DESCRIPTION OF THE TASK: Show every line of the data below that includes the word "Penetration".

EXTRACTED RECORDS:
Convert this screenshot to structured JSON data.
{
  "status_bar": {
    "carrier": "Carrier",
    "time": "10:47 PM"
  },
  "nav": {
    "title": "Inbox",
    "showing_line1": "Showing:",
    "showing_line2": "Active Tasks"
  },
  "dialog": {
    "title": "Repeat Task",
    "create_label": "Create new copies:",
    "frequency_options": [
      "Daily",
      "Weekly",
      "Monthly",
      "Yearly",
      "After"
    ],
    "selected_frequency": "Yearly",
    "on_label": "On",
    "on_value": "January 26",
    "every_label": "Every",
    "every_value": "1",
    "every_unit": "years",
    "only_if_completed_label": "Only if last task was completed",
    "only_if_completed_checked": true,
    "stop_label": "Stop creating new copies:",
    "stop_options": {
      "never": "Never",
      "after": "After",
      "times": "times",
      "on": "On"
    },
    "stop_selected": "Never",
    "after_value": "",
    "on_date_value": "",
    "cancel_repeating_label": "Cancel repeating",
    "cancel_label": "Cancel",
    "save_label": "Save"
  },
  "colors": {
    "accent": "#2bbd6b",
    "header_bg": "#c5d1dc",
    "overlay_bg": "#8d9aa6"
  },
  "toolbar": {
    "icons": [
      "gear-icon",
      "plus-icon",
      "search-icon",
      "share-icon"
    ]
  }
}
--
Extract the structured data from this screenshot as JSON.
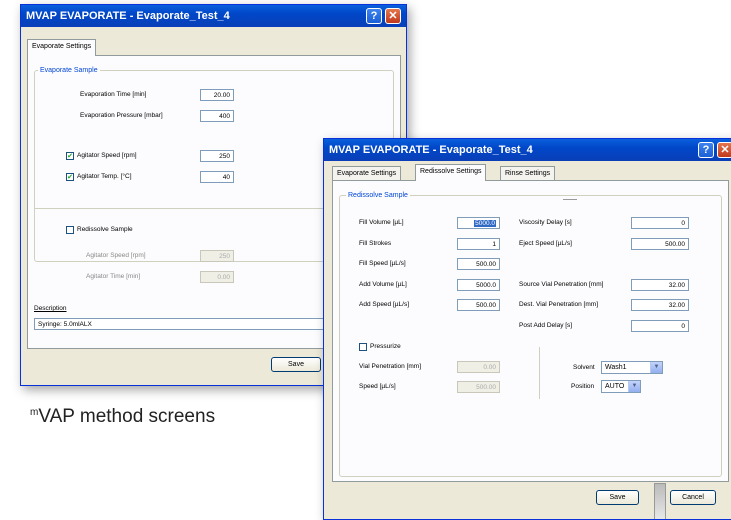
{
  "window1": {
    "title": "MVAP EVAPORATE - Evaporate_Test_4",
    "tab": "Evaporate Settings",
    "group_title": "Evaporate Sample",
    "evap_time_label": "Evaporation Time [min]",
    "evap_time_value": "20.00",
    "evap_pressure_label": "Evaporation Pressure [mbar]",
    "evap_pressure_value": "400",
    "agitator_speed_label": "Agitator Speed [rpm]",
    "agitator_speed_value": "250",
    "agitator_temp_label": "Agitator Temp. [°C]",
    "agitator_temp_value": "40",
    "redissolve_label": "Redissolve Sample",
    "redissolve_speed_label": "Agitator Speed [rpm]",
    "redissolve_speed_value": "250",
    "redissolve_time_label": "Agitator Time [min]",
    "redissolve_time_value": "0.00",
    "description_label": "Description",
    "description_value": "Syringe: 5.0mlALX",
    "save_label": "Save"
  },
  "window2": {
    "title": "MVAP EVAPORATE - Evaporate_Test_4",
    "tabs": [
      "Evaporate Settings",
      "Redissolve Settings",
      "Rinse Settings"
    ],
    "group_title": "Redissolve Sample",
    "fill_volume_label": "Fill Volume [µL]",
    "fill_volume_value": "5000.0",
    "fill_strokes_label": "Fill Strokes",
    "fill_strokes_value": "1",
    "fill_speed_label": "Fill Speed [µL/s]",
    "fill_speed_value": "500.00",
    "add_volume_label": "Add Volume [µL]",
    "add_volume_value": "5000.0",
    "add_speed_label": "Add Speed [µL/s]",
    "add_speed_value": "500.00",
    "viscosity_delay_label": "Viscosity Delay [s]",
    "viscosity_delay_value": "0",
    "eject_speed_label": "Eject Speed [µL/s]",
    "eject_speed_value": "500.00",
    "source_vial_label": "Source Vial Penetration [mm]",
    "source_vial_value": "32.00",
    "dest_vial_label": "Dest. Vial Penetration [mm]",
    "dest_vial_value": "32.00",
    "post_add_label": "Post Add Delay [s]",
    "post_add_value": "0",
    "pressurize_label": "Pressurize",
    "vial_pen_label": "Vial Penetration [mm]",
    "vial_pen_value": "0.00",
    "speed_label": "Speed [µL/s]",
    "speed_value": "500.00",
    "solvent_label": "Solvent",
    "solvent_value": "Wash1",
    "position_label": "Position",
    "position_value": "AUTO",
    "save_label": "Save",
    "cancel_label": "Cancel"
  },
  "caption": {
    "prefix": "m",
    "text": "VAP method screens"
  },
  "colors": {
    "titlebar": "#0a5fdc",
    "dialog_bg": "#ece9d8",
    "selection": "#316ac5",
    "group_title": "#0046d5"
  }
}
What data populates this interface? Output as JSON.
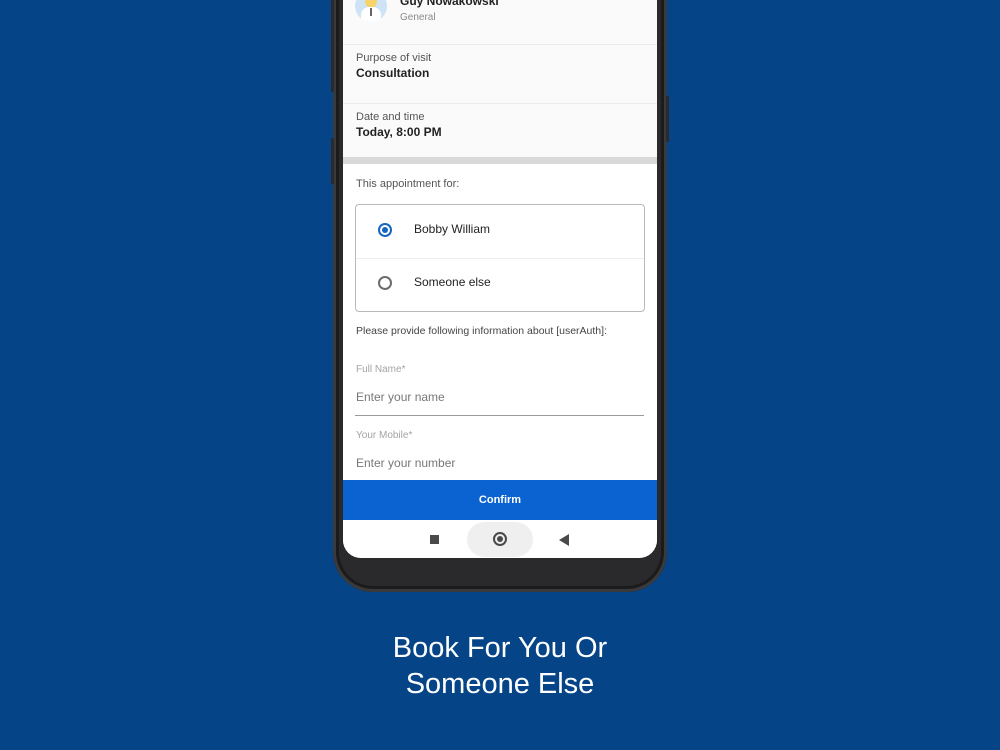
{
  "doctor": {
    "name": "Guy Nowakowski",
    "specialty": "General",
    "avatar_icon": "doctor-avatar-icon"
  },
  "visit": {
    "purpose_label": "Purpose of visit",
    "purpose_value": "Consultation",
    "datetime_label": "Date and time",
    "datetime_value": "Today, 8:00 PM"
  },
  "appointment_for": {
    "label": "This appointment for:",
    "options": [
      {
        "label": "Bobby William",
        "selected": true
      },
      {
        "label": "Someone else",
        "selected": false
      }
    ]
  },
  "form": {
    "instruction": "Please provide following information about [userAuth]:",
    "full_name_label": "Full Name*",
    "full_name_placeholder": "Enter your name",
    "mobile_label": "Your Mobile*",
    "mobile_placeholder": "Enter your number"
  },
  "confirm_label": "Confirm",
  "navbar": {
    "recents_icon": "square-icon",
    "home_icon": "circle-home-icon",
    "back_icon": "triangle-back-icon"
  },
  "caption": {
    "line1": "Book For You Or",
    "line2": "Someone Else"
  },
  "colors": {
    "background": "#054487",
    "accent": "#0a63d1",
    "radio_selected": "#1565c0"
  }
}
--
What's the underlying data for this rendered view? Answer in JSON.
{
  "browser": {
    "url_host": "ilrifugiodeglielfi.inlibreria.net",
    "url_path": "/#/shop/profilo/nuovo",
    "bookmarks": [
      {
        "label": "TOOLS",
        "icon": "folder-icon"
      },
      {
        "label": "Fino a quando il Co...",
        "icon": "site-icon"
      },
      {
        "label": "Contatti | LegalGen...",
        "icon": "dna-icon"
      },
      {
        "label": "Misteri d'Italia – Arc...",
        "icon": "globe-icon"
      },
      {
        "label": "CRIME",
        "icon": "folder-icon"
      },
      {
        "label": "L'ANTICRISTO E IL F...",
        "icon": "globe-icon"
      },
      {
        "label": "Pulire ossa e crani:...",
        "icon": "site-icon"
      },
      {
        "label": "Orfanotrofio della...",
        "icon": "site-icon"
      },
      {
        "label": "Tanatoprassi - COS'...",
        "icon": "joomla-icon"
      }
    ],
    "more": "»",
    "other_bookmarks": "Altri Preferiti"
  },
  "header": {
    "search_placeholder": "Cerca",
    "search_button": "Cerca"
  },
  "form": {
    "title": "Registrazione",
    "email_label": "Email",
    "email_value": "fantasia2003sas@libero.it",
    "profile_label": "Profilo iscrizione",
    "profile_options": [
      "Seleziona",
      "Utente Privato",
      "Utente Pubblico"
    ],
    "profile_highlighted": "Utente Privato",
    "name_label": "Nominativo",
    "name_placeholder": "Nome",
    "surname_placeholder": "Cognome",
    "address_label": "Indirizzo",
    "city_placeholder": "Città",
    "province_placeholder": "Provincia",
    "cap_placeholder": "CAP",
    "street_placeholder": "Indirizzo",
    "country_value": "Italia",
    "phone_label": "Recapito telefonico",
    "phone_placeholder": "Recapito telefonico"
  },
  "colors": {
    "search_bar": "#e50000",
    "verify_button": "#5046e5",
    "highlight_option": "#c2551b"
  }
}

OUTPUT:
    "source_vial_label": "Source Vial Penetration [mm]",
    "dest_vial_label": "Dest. Vial Penetration [mm]",
    "vial_pen_label": "Vial Penetration [mm]",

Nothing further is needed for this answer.